He described the scene as the hotel was raided, saying: “The police just barged in and arrested people; I was outside the hall buying a drink when I was arrested.

Advertisement Remove ads


“They also arrested [a] few ladies but they let go of the ladies. The police didn’t allow us know our offence until we reached the police station yesterday.

“At first, the police told us that they found some illegal drugs with us, such as shisha, tramadol and others, but those that owned [these] came out and claimed possession of [them].”

He continued: “They also accused us of being homosexuals. I am not one, I went there to party. They also accused us of being initiated but no initiation material was founded with us or at the venue.”

CAPE TOWN, SOUTH AFRICA - JANUARY 19: Banners in protest at the Anti-Gay Marrage Law recently passed in Nigeria are displayed in the crowd during the 2014 African Nations Championship match between South Africa and Nigeria at Cape Town Stadium on January 19, 2014 in Cape Town, South Africa. (Photo by Shaun Roy/Gallo Images/Getty Images)

The investigation is ongoing (Shaun Roy/Gallo Images/Getty)

Another man also said he was at a birthday party at the hotel, while others were seemingly caught up in the chaos.

One said he saw there was a party going on and decided to join in the fun, adding: “I am not gay and I don’t know any of them, it was when we got to the police station that I got to know that it was a birthday party.”

A 23-year-old who was arrested said he was simply staying at the hotel overnight, on the way back from a pageant he’d attended.

“I was at the reception when the police came and they told me to lie down, which I gladly did since I knew I had not committed any crime,” he said. “But I was accused of being a gay.
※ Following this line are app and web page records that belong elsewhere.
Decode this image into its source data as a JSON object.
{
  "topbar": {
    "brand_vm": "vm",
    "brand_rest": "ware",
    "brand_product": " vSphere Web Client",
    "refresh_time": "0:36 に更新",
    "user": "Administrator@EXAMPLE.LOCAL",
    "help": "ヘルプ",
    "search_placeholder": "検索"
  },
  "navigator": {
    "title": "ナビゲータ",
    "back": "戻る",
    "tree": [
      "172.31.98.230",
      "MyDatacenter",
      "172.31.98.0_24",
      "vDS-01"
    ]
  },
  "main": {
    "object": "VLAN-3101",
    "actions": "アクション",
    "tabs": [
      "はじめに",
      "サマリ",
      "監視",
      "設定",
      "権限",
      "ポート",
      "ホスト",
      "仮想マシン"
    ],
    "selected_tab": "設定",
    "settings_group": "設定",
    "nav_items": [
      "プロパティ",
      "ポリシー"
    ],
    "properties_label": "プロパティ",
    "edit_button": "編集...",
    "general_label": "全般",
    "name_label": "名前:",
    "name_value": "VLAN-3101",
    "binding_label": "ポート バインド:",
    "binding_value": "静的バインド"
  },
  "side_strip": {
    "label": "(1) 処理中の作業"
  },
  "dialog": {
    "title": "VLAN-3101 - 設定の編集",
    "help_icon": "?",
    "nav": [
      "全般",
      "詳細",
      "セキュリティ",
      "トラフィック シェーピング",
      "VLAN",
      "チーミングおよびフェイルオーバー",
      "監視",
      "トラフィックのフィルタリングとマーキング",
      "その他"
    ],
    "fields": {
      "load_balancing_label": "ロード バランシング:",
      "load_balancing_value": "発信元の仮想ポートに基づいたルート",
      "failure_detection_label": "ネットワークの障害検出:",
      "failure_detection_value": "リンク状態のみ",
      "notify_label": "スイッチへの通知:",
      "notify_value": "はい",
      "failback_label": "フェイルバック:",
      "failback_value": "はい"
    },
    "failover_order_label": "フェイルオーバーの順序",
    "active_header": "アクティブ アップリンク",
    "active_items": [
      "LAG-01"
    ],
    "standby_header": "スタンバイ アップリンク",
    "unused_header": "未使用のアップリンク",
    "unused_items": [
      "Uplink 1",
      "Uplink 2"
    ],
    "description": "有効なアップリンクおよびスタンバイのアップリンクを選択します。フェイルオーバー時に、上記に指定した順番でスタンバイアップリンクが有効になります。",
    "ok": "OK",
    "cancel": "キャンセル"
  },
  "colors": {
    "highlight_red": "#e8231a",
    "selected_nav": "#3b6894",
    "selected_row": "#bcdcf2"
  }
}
“All efforts to explain to the police and show them the evidence of my invitation to the pageantry and pictures proved abortive.”

Members of the Nigerian police pursue protesters from the Islamic Movement of Nigeria (IMN) in Abuja on April 17, 2018.  Nigerian police fired teargas for a second day on April 17 at protesters demanding the release of Shiite leader Ibrahim Zakzaky, who has been in jail without charge since December 2015.  / AFP PHOTO / STEFAN HEUNIS        (Photo credit should read STEFAN HEUNIS/AFP/Getty Images)

Nigerian police have arrested many on suspicion of gay sex (STEFAN HEUNIS/AFP/Getty)

Last year, 42 men were arrested at a hotel in Lagos state and charged with performing “homosexual acts.”

Earlier this year, Nigerian politicians hit out at Prime Minister Theresa May after the British leader promoted LGBT+ rights in the Commonwealth countries that still criminalise homosexuality.

During the Commonwealth Heads of Government Meeting (CHOGM) meeting in April, May spoke about the UK’s regret at imposing anti-gay laws in former colonies.

She noted that 36 of the 53 Commonwealth countries continue to criminalise homosexuality, saying: “I deeply regret the fact that such laws were introduced, and the legacy of discrimination, violence and even death that persists today.”

Comments (0)

MyPinkNews members are invited to comment on articles to discuss the content we publish, or debate issues more generally. Please familiarise yourself with our community guidelines to ensure that our community remains a safe and inclusive space for all.

Loading Comments